Submit Your Poems
Get Your Premium Membership

May 24 1980

Written by: Joseph Brodsky | Biography
 | Quotes (33) |
I have braved for want of wild beasts steel cages 
carved my term and nickname on bunks and rafters 
lived by the sea flashed aces in an oasis 
dined with the-devil-knows-whom in tails on truffles.
From the height of a glacier I beheld half a world the earthly width.
Twice have drowned thrice let knives rake my nitty-gritty.
Quit the country the bore and nursed me.
Those who forgot me would make a city.

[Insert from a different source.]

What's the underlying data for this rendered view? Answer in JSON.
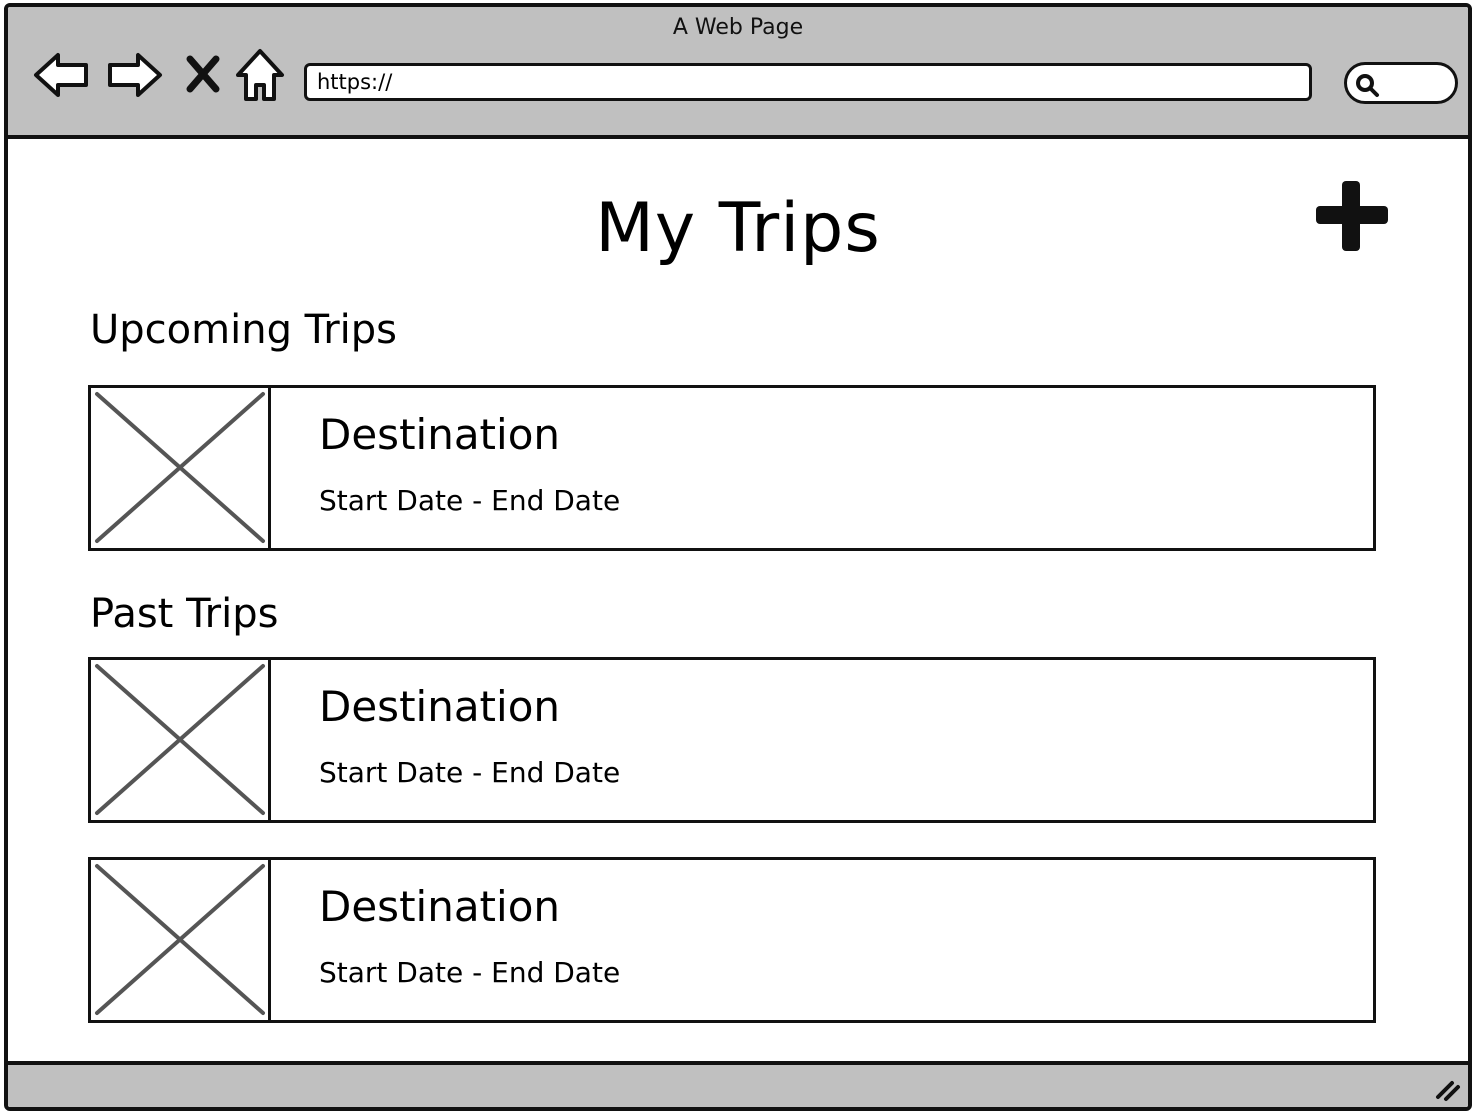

I have waded the steppes that saw yelling Huns in saddles worn the clothes nowadays back in fashion in every quarter planted rye tarred the roofs of pigsties and stables guzzled everything save dry water.

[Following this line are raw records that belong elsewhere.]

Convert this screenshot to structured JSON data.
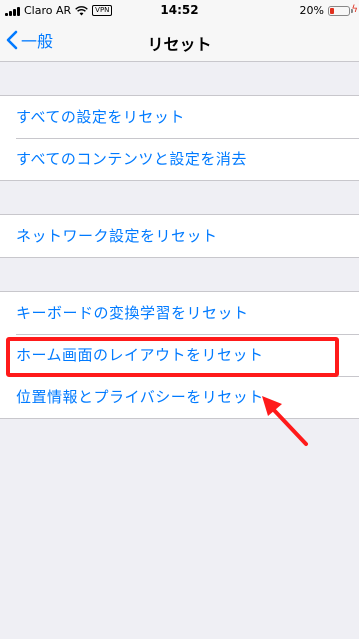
{
  "status_bar": {
    "carrier": "Claro AR",
    "vpn_label": "VPN",
    "time": "14:52",
    "battery_percent": "20%",
    "battery_level": 0.2
  },
  "nav": {
    "back_label": "一般",
    "title": "リセット"
  },
  "groups": [
    {
      "items": [
        "すべての設定をリセット",
        "すべてのコンテンツと設定を消去"
      ]
    },
    {
      "items": [
        "ネットワーク設定をリセット"
      ]
    },
    {
      "items": [
        "キーボードの変換学習をリセット",
        "ホーム画面のレイアウトをリセット",
        "位置情報とプライバシーをリセット"
      ]
    }
  ],
  "annotation": {
    "highlight_color": "#ff1a1a",
    "highlighted_item": "ホーム画面のレイアウトをリセット"
  },
  "colors": {
    "accent": "#007aff",
    "background": "#efeff4",
    "separator": "#c8c7cc"
  }
}
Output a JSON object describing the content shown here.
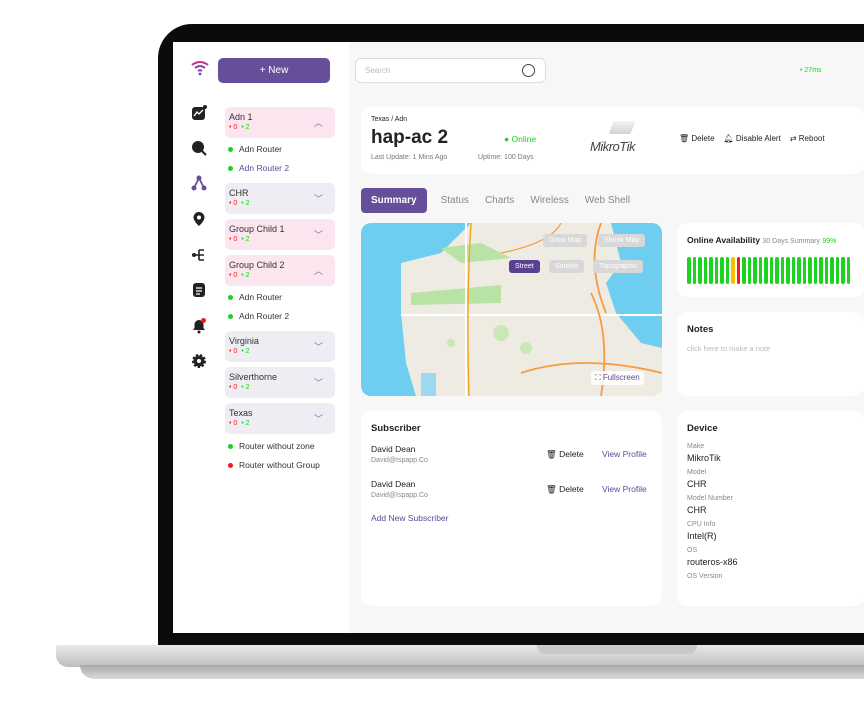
{
  "app": {
    "new_button": "+ New",
    "search_placeholder": "Search",
    "latency": "27ms"
  },
  "sidebar": {
    "nav_icons": [
      "chart-icon",
      "search-icon",
      "topology-icon",
      "location-icon",
      "hierarchy-icon",
      "report-icon",
      "bell-icon",
      "settings-icon"
    ],
    "groups": [
      {
        "name": "Adn 1",
        "down": "0",
        "up": "2",
        "expanded": true,
        "children": [
          {
            "name": "Adn Router",
            "status": "online"
          },
          {
            "name": "Adn Router 2",
            "status": "online",
            "selected": true
          }
        ]
      },
      {
        "name": "CHR",
        "down": "0",
        "up": "2",
        "expanded": false
      },
      {
        "name": "Group Child 1",
        "down": "0",
        "up": "2",
        "expanded": false
      },
      {
        "name": "Group Child 2",
        "down": "0",
        "up": "2",
        "expanded": true,
        "children": [
          {
            "name": "Adn Router",
            "status": "online"
          },
          {
            "name": "Adn Router 2",
            "status": "online"
          }
        ]
      },
      {
        "name": "Virginia",
        "down": "0",
        "up": "2",
        "expanded": false
      },
      {
        "name": "Silverthorne",
        "down": "0",
        "up": "2",
        "expanded": false
      },
      {
        "name": "Texas",
        "down": "0",
        "up": "2",
        "expanded": false
      }
    ],
    "ungrouped": [
      {
        "name": "Router without zone",
        "status": "online"
      },
      {
        "name": "Router without Group",
        "status": "offline"
      }
    ]
  },
  "device_header": {
    "breadcrumb": "Texas / Adn",
    "name": "hap-ac 2",
    "status": "Online",
    "last_update": "Last Update: 1 Mins Ago",
    "uptime": "Uptime: 100 Days",
    "brand": "MikroTik",
    "actions": [
      "Delete",
      "Disable Alert",
      "Reboot"
    ]
  },
  "tabs": [
    "Summary",
    "Status",
    "Charts",
    "Wireless",
    "Web Shell"
  ],
  "map": {
    "grow": "Grow Map",
    "shrink": "Shrink Map",
    "types": [
      "Street",
      "Satelite",
      "Topographic"
    ],
    "active_type": "Street",
    "fullscreen": "Fullscreen"
  },
  "availability": {
    "title": "Online Availability",
    "subtitle": "30 Days Summary",
    "percent": "99%",
    "days": [
      "up",
      "up",
      "up",
      "up",
      "up",
      "up",
      "up",
      "up",
      "partial",
      "down",
      "up",
      "up",
      "up",
      "up",
      "up",
      "up",
      "up",
      "up",
      "up",
      "up",
      "up",
      "up",
      "up",
      "up",
      "up",
      "up",
      "up",
      "up",
      "up",
      "up"
    ]
  },
  "notes": {
    "title": "Notes",
    "placeholder": "click here to make a note"
  },
  "subscriber": {
    "title": "Subscriber",
    "rows": [
      {
        "name": "David Dean",
        "email": "David@Ispapp.Co"
      },
      {
        "name": "David Dean",
        "email": "David@Ispapp.Co"
      }
    ],
    "delete": "Delete",
    "view": "View Profile",
    "add": "Add New Subscriber"
  },
  "device": {
    "title": "Device",
    "fields": [
      {
        "label": "Make",
        "value": "MikroTik"
      },
      {
        "label": "Model",
        "value": "CHR"
      },
      {
        "label": "Model Number",
        "value": "CHR"
      },
      {
        "label": "CPU Info",
        "value": "Intel(R)"
      },
      {
        "label": "OS",
        "value": "routeros-x86"
      },
      {
        "label": "OS Version",
        "value": ""
      }
    ]
  },
  "colors": {
    "accent": "#664e9b",
    "online": "#19d31e",
    "offline": "#f31b1b",
    "partial": "#f6c000"
  }
}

I've admitted the sentries' third eye into my wetand foul dreams.
Munched the bread of exile; it's stale and warty.
Granted my lungs all sounds except the howl; switched to a whisper.
Now I am forty.
What should I say about my life? That it's long and abhors transparence.
Broken eggs make me grieve; the omelette though makes me vomit.
Yet until brown clay has been rammed down my larynx only gratitude will be gushing from it.



Comments